**** MATERIAL FOR THIS EXERCISE ****

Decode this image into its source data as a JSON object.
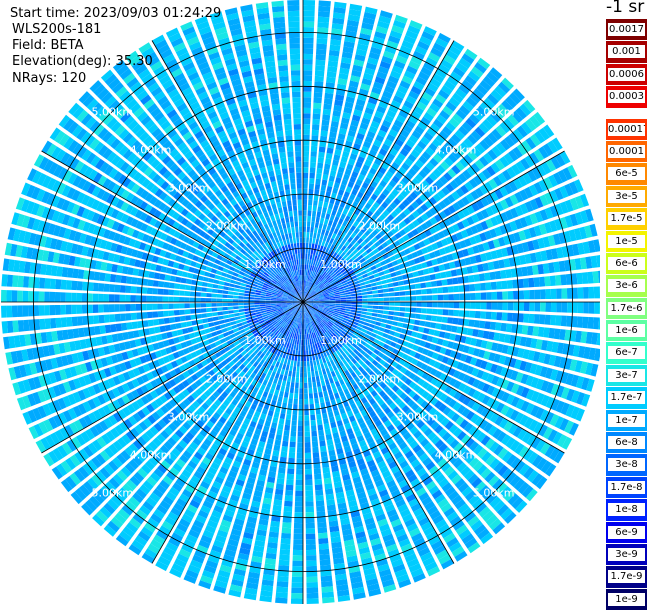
{
  "header": {
    "start_time": "Start time: 2023/09/03 01:24:29",
    "instrument": "WLS200s-181",
    "field": "Field: BETA",
    "elevation": "Elevation(deg): 35.30",
    "nrays": "NRays: 120"
  },
  "unit_label": "-1 sr",
  "chart_data": {
    "type": "heatmap",
    "projection": "polar-ppi",
    "field": "BETA",
    "elevation_deg": 35.3,
    "n_rays": 120,
    "range_rings_km": [
      1,
      2,
      3,
      4,
      5
    ],
    "range_ring_labels": [
      "1.00km",
      "2.00km",
      "3.00km",
      "4.00km",
      "5.00km"
    ],
    "azimuth_spokes_deg": [
      0,
      30,
      60,
      90,
      120,
      150,
      180,
      210,
      240,
      270,
      300,
      330
    ],
    "max_range_km": 5.6,
    "dominant_level_near_range": "1e-8",
    "dominant_level_far_range": "1.7e-8",
    "colorbar": {
      "upper": [
        "0.0017",
        "0.001",
        "0.0006",
        "0.0003"
      ],
      "lower": [
        "0.00017",
        "0.0001",
        "6e-5",
        "3e-5",
        "1.7e-5",
        "1e-5",
        "6e-6",
        "3e-6",
        "1.7e-6",
        "1e-6",
        "6e-7",
        "3e-7",
        "1.7e-7",
        "1e-7",
        "6e-8",
        "3e-8",
        "1.7e-8",
        "1e-8",
        "6e-9",
        "3e-9",
        "1.7e-9",
        "1e-9"
      ],
      "upper_colors": [
        "#7f0000",
        "#a50000",
        "#cc0000",
        "#ee0000"
      ],
      "lower_colors": [
        "#ff3300",
        "#ff6600",
        "#ff8800",
        "#ffaa00",
        "#ffd000",
        "#f4f400",
        "#ccff1a",
        "#a6ff4d",
        "#80ff80",
        "#5cffa3",
        "#33ffcc",
        "#19e6e6",
        "#00ccff",
        "#00aaff",
        "#0088ff",
        "#0066ff",
        "#0044ff",
        "#0022ff",
        "#0000ee",
        "#0000bb",
        "#000088",
        "#000066"
      ]
    }
  }
}
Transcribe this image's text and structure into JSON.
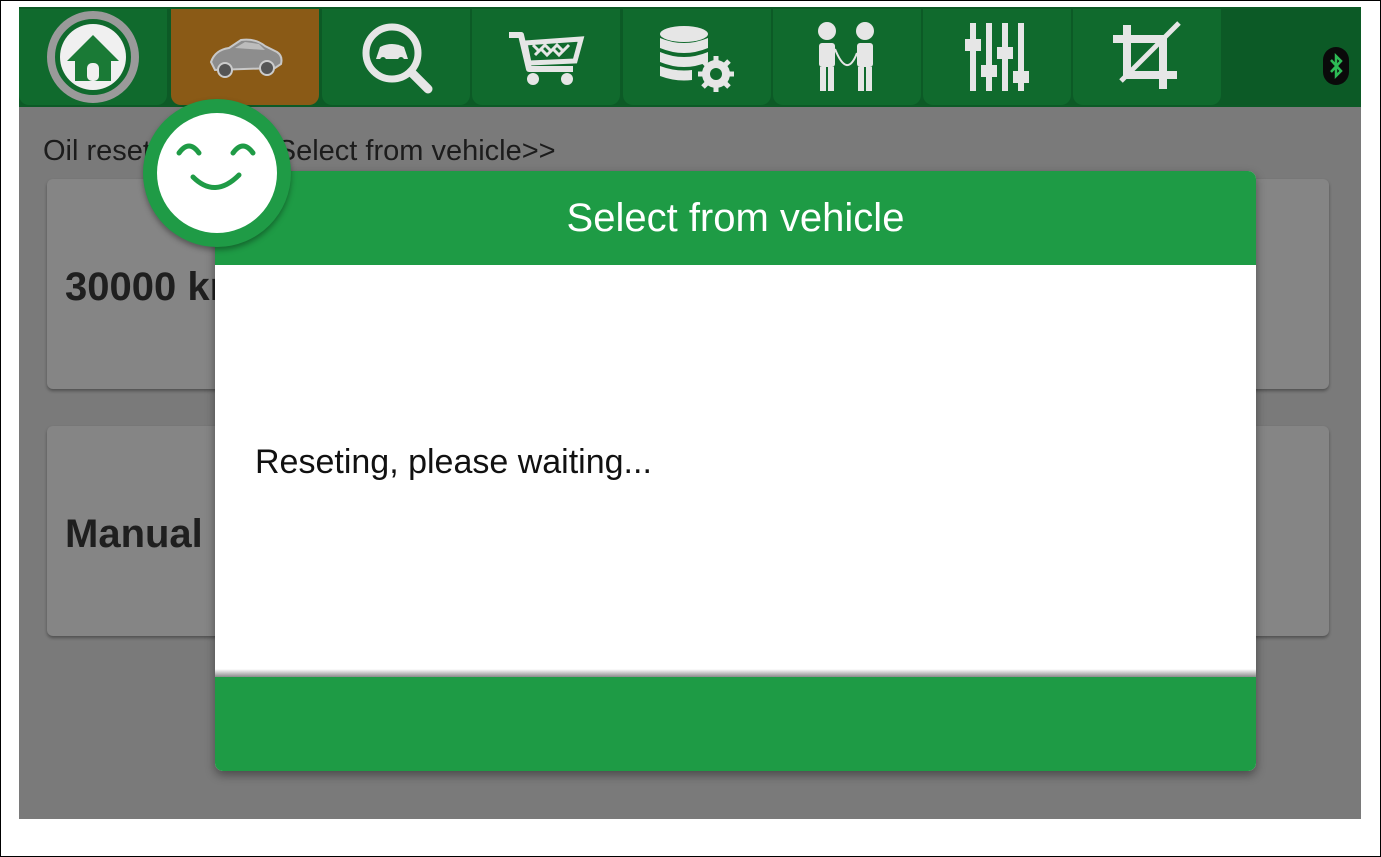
{
  "topbar": {
    "tabs": [
      {
        "icon": "home-icon",
        "active": false
      },
      {
        "icon": "car-icon",
        "active": true
      },
      {
        "icon": "car-search-icon",
        "active": false
      },
      {
        "icon": "shopping-cart-icon",
        "active": false
      },
      {
        "icon": "database-settings-icon",
        "active": false
      },
      {
        "icon": "people-connect-icon",
        "active": false
      },
      {
        "icon": "sliders-icon",
        "active": false
      },
      {
        "icon": "crop-icon",
        "active": false
      }
    ],
    "status_icon": "bluetooth-icon"
  },
  "breadcrumb": "Oil reset>>Audi>>Select from vehicle>>",
  "cards": [
    {
      "label": "30000 km"
    },
    {
      "label": "Manual"
    }
  ],
  "dialog": {
    "title": "Select from vehicle",
    "message": "Reseting, please waiting..."
  },
  "colors": {
    "topbar": "#0c5a26",
    "tab": "#106a2d",
    "active_tab": "#8a5a16",
    "dialog_green": "#1e9b45",
    "overlay_bg": "#7a7a7a"
  }
}
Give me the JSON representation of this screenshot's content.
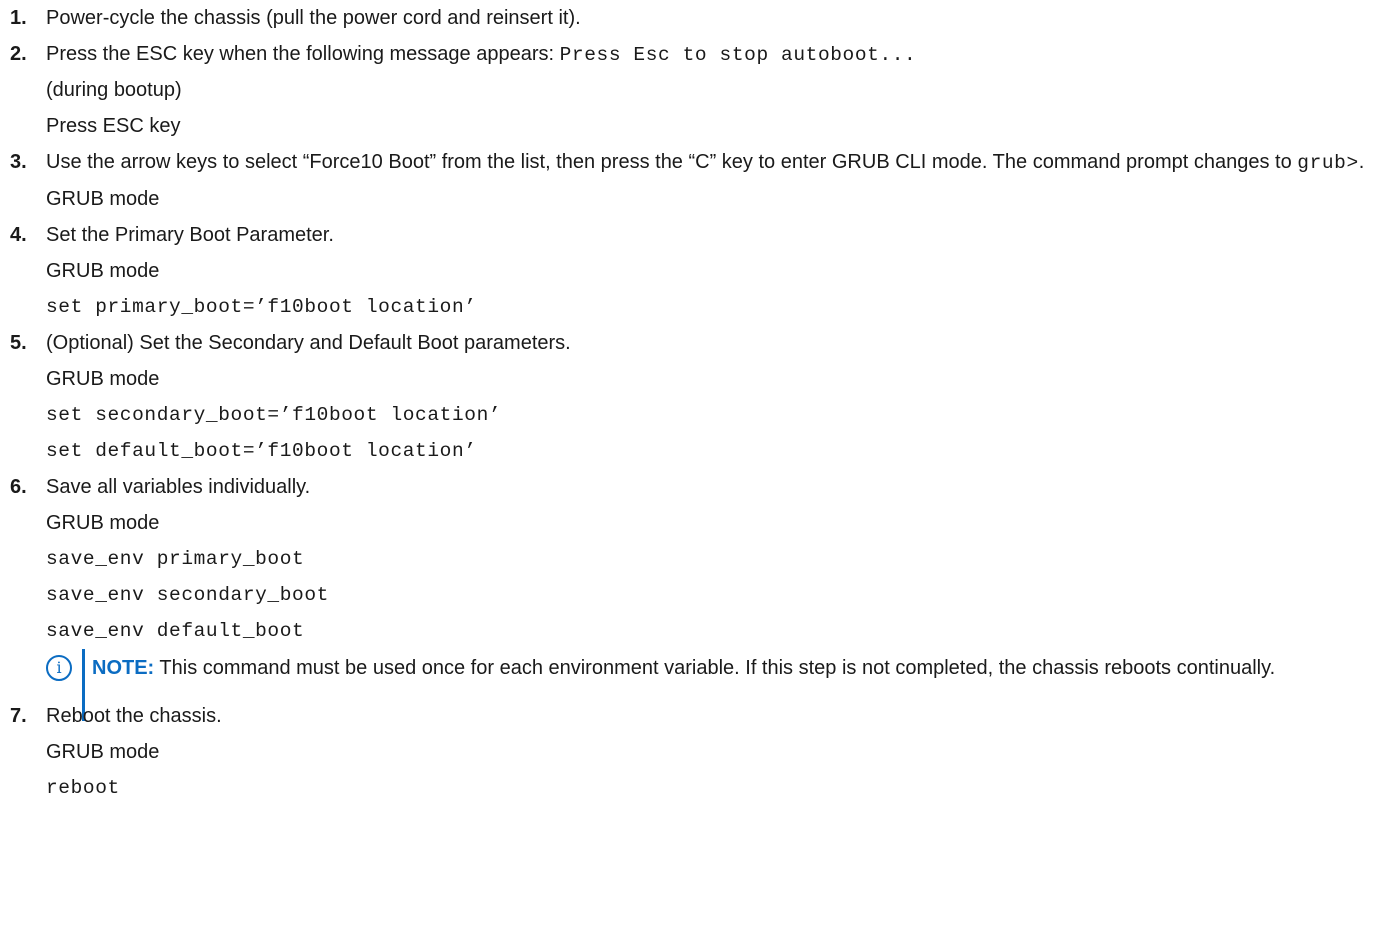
{
  "steps": [
    {
      "number": "1.",
      "text": "Power-cycle the chassis (pull the power cord and reinsert it)."
    },
    {
      "number": "2.",
      "text": "Press the ESC key when the following message appears: ",
      "code_inline": "Press Esc to stop autoboot...",
      "lines": [
        "(during bootup)",
        "Press ESC key"
      ]
    },
    {
      "number": "3.",
      "text": "Use the arrow keys to select “Force10 Boot” from the list, then press the “C” key to enter GRUB CLI mode. The command prompt changes to ",
      "code_inline": "grub>",
      "text_after": ".",
      "mode": "GRUB mode"
    },
    {
      "number": "4.",
      "text": "Set the Primary Boot Parameter.",
      "mode": "GRUB mode",
      "code": [
        "set primary_boot=’f10boot location’"
      ]
    },
    {
      "number": "5.",
      "text": "(Optional) Set the Secondary and Default Boot parameters.",
      "mode": "GRUB mode",
      "code": [
        "set secondary_boot=’f10boot location’",
        "set default_boot=’f10boot location’"
      ]
    },
    {
      "number": "6.",
      "text": "Save all variables individually.",
      "mode": "GRUB mode",
      "code": [
        "save_env primary_boot",
        "save_env secondary_boot",
        "save_env default_boot"
      ],
      "note": {
        "label": "NOTE:",
        "text": " This command must be used once for each environment variable. If this step is not completed, the chassis reboots continually.",
        "icon": "info-icon"
      }
    },
    {
      "number": "7.",
      "text": "Reboot the chassis.",
      "mode": "GRUB mode",
      "code": [
        "reboot"
      ]
    }
  ],
  "colors": {
    "note_accent": "#0b6cc2",
    "text": "#1a1a1a"
  }
}
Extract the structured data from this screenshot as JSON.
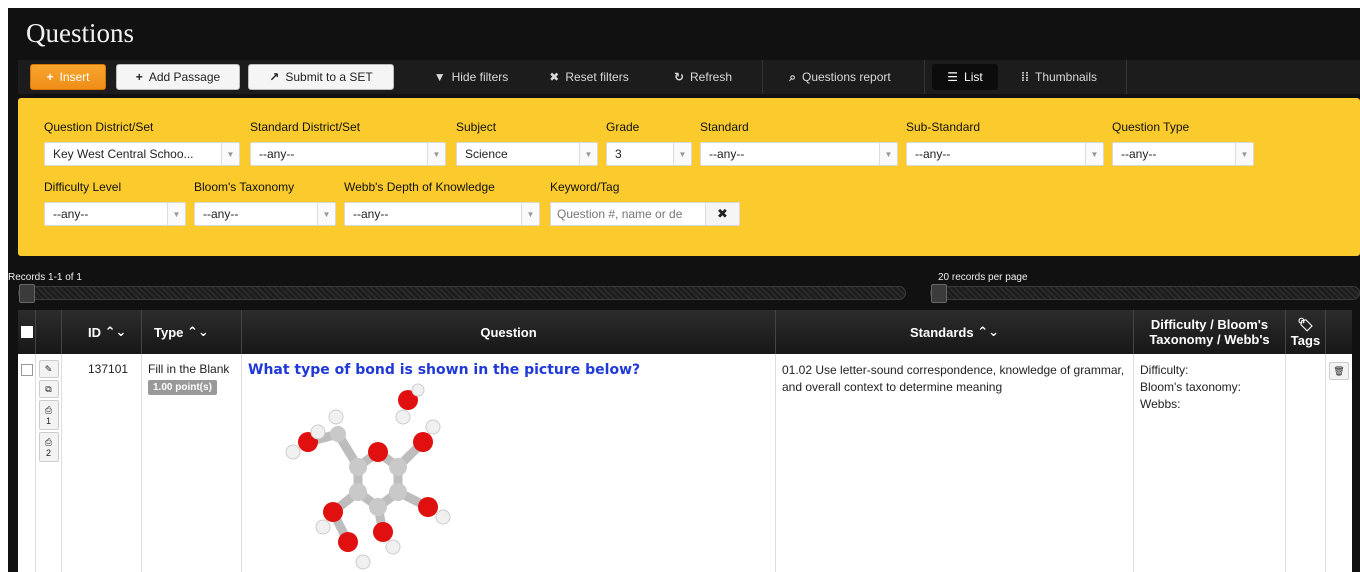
{
  "page": {
    "title": "Questions"
  },
  "toolbar": {
    "insert": "Insert",
    "add_passage": "Add Passage",
    "submit_set": "Submit to a SET",
    "hide_filters": "Hide filters",
    "reset_filters": "Reset filters",
    "refresh": "Refresh",
    "questions_report": "Questions report",
    "list": "List",
    "thumbnails": "Thumbnails"
  },
  "filters": {
    "question_district_label": "Question District/Set",
    "question_district_value": "Key West Central Schoo...",
    "standard_district_label": "Standard District/Set",
    "standard_district_value": "--any--",
    "subject_label": "Subject",
    "subject_value": "Science",
    "grade_label": "Grade",
    "grade_value": "3",
    "standard_label": "Standard",
    "standard_value": "--any--",
    "substandard_label": "Sub-Standard",
    "substandard_value": "--any--",
    "question_type_label": "Question Type",
    "question_type_value": "--any--",
    "difficulty_label": "Difficulty Level",
    "difficulty_value": "--any--",
    "blooms_label": "Bloom's Taxonomy",
    "blooms_value": "--any--",
    "webbs_label": "Webb's Depth of Knowledge",
    "webbs_value": "--any--",
    "keyword_label": "Keyword/Tag",
    "keyword_placeholder": "Question #, name or de"
  },
  "paging": {
    "records": "Records 1-1 of 1",
    "per_page": "20 records per page"
  },
  "table": {
    "headers": {
      "id": "ID",
      "type": "Type",
      "question": "Question",
      "standards": "Standards",
      "difficulty": "Difficulty / Bloom's Taxonomy / Webb's",
      "tags": "Tags"
    },
    "rows": [
      {
        "id": "137101",
        "type": "Fill in the Blank",
        "points": "1.00 point(s)",
        "question": "What type of bond is shown in the picture below?",
        "standard": "01.02 Use letter-sound correspondence, knowledge of grammar, and overall context to determine meaning",
        "difficulty": "Difficulty:",
        "blooms": "Bloom's taxonomy:",
        "webbs": "Webbs:",
        "print1": "1",
        "print2": "2"
      }
    ]
  }
}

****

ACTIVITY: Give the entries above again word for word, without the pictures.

TASK RESULT:
Decode this image into its source data as a JSON object.
{
  "header": {
    "start_time": "Start time: 2023/09/03 01:24:29",
    "instrument": "WLS200s-181",
    "field": "Field: BETA",
    "elevation": "Elevation(deg): 35.30",
    "nrays": "NRays: 120"
  },
  "unit_label": "-1 sr",
  "chart_data": {
    "type": "heatmap",
    "projection": "polar-ppi",
    "field": "BETA",
    "elevation_deg": 35.3,
    "n_rays": 120,
    "range_rings_km": [
      1,
      2,
      3,
      4,
      5
    ],
    "range_ring_labels": [
      "1.00km",
      "2.00km",
      "3.00km",
      "4.00km",
      "5.00km"
    ],
    "azimuth_spokes_deg": [
      0,
      30,
      60,
      90,
      120,
      150,
      180,
      210,
      240,
      270,
      300,
      330
    ],
    "max_range_km": 5.6,
    "dominant_level_near_range": "1e-8",
    "dominant_level_far_range": "1.7e-8",
    "colorbar": {
      "upper": [
        "0.0017",
        "0.001",
        "0.0006",
        "0.0003"
      ],
      "lower": [
        "0.00017",
        "0.0001",
        "6e-5",
        "3e-5",
        "1.7e-5",
        "1e-5",
        "6e-6",
        "3e-6",
        "1.7e-6",
        "1e-6",
        "6e-7",
        "3e-7",
        "1.7e-7",
        "1e-7",
        "6e-8",
        "3e-8",
        "1.7e-8",
        "1e-8",
        "6e-9",
        "3e-9",
        "1.7e-9",
        "1e-9"
      ],
      "upper_colors": [
        "#7f0000",
        "#a50000",
        "#cc0000",
        "#ee0000"
      ],
      "lower_colors": [
        "#ff3300",
        "#ff6600",
        "#ff8800",
        "#ffaa00",
        "#ffd000",
        "#f4f400",
        "#ccff1a",
        "#a6ff4d",
        "#80ff80",
        "#5cffa3",
        "#33ffcc",
        "#19e6e6",
        "#00ccff",
        "#00aaff",
        "#0088ff",
        "#0066ff",
        "#0044ff",
        "#0022ff",
        "#0000ee",
        "#0000bb",
        "#000088",
        "#000066"
      ]
    }
  }
}
Transcribe this image's text and structure into JSON.
{
  "topbar": {
    "tabs": [
      {
        "icon": "home-icon",
        "active": false
      },
      {
        "icon": "car-icon",
        "active": true
      },
      {
        "icon": "car-search-icon",
        "active": false
      },
      {
        "icon": "shopping-cart-icon",
        "active": false
      },
      {
        "icon": "database-settings-icon",
        "active": false
      },
      {
        "icon": "people-connect-icon",
        "active": false
      },
      {
        "icon": "sliders-icon",
        "active": false
      },
      {
        "icon": "crop-icon",
        "active": false
      }
    ],
    "status_icon": "bluetooth-icon"
  },
  "breadcrumb": "Oil reset>>Audi>>Select from vehicle>>",
  "cards": [
    {
      "label": "30000 km"
    },
    {
      "label": "Manual"
    }
  ],
  "dialog": {
    "title": "Select from vehicle",
    "message": "Reseting, please waiting..."
  },
  "colors": {
    "topbar": "#0c5a26",
    "tab": "#106a2d",
    "active_tab": "#8a5a16",
    "dialog_green": "#1e9b45",
    "overlay_bg": "#7a7a7a"
  }
}
Give me the JSON representation of this screenshot's content.
{
  "steps": [
    {
      "number": "1.",
      "text": "Power-cycle the chassis (pull the power cord and reinsert it)."
    },
    {
      "number": "2.",
      "text": "Press the ESC key when the following message appears: ",
      "code_inline": "Press Esc to stop autoboot...",
      "lines": [
        "(during bootup)",
        "Press ESC key"
      ]
    },
    {
      "number": "3.",
      "text": "Use the arrow keys to select “Force10 Boot” from the list, then press the “C” key to enter GRUB CLI mode. The command prompt changes to ",
      "code_inline": "grub>",
      "text_after": ".",
      "mode": "GRUB mode"
    },
    {
      "number": "4.",
      "text": "Set the Primary Boot Parameter.",
      "mode": "GRUB mode",
      "code": [
        "set primary_boot=’f10boot location’"
      ]
    },
    {
      "number": "5.",
      "text": "(Optional) Set the Secondary and Default Boot parameters.",
      "mode": "GRUB mode",
      "code": [
        "set secondary_boot=’f10boot location’",
        "set default_boot=’f10boot location’"
      ]
    },
    {
      "number": "6.",
      "text": "Save all variables individually.",
      "mode": "GRUB mode",
      "code": [
        "save_env primary_boot",
        "save_env secondary_boot",
        "save_env default_boot"
      ],
      "note": {
        "label": "NOTE:",
        "text": " This command must be used once for each environment variable. If this step is not completed, the chassis reboots continually.",
        "icon": "info-icon"
      }
    },
    {
      "number": "7.",
      "text": "Reboot the chassis.",
      "mode": "GRUB mode",
      "code": [
        "reboot"
      ]
    }
  ],
  "colors": {
    "note_accent": "#0b6cc2",
    "text": "#1a1a1a"
  }
}
Extract the structured data from this screenshot as JSON.
{
  "page": {
    "title": "Questions"
  },
  "toolbar": {
    "insert": "Insert",
    "add_passage": "Add Passage",
    "submit_set": "Submit to a SET",
    "hide_filters": "Hide filters",
    "reset_filters": "Reset filters",
    "refresh": "Refresh",
    "questions_report": "Questions report",
    "list": "List",
    "thumbnails": "Thumbnails"
  },
  "filters": {
    "question_district_label": "Question District/Set",
    "question_district_value": "Key West Central Schoo...",
    "standard_district_label": "Standard District/Set",
    "standard_district_value": "--any--",
    "subject_label": "Subject",
    "subject_value": "Science",
    "grade_label": "Grade",
    "grade_value": "3",
    "standard_label": "Standard",
    "standard_value": "--any--",
    "substandard_label": "Sub-Standard",
    "substandard_value": "--any--",
    "question_type_label": "Question Type",
    "question_type_value": "--any--",
    "difficulty_label": "Difficulty Level",
    "difficulty_value": "--any--",
    "blooms_label": "Bloom's Taxonomy",
    "blooms_value": "--any--",
    "webbs_label": "Webb's Depth of Knowledge",
    "webbs_value": "--any--",
    "keyword_label": "Keyword/Tag",
    "keyword_placeholder": "Question #, name or de"
  },
  "paging": {
    "records": "Records 1-1 of 1",
    "per_page": "20 records per page"
  },
  "table": {
    "headers": {
      "id": "ID",
      "type": "Type",
      "question": "Question",
      "standards": "Standards",
      "difficulty": "Difficulty / Bloom's Taxonomy / Webb's",
      "tags": "Tags"
    },
    "rows": [
      {
        "id": "137101",
        "type": "Fill in the Blank",
        "points": "1.00 point(s)",
        "question": "What type of bond is shown in the picture below?",
        "standard": "01.02 Use letter-sound correspondence, knowledge of grammar, and overall context to determine meaning",
        "difficulty": "Difficulty:",
        "blooms": "Bloom's taxonomy:",
        "webbs": "Webbs:",
        "print1": "1",
        "print2": "2"
      }
    ]
  }
}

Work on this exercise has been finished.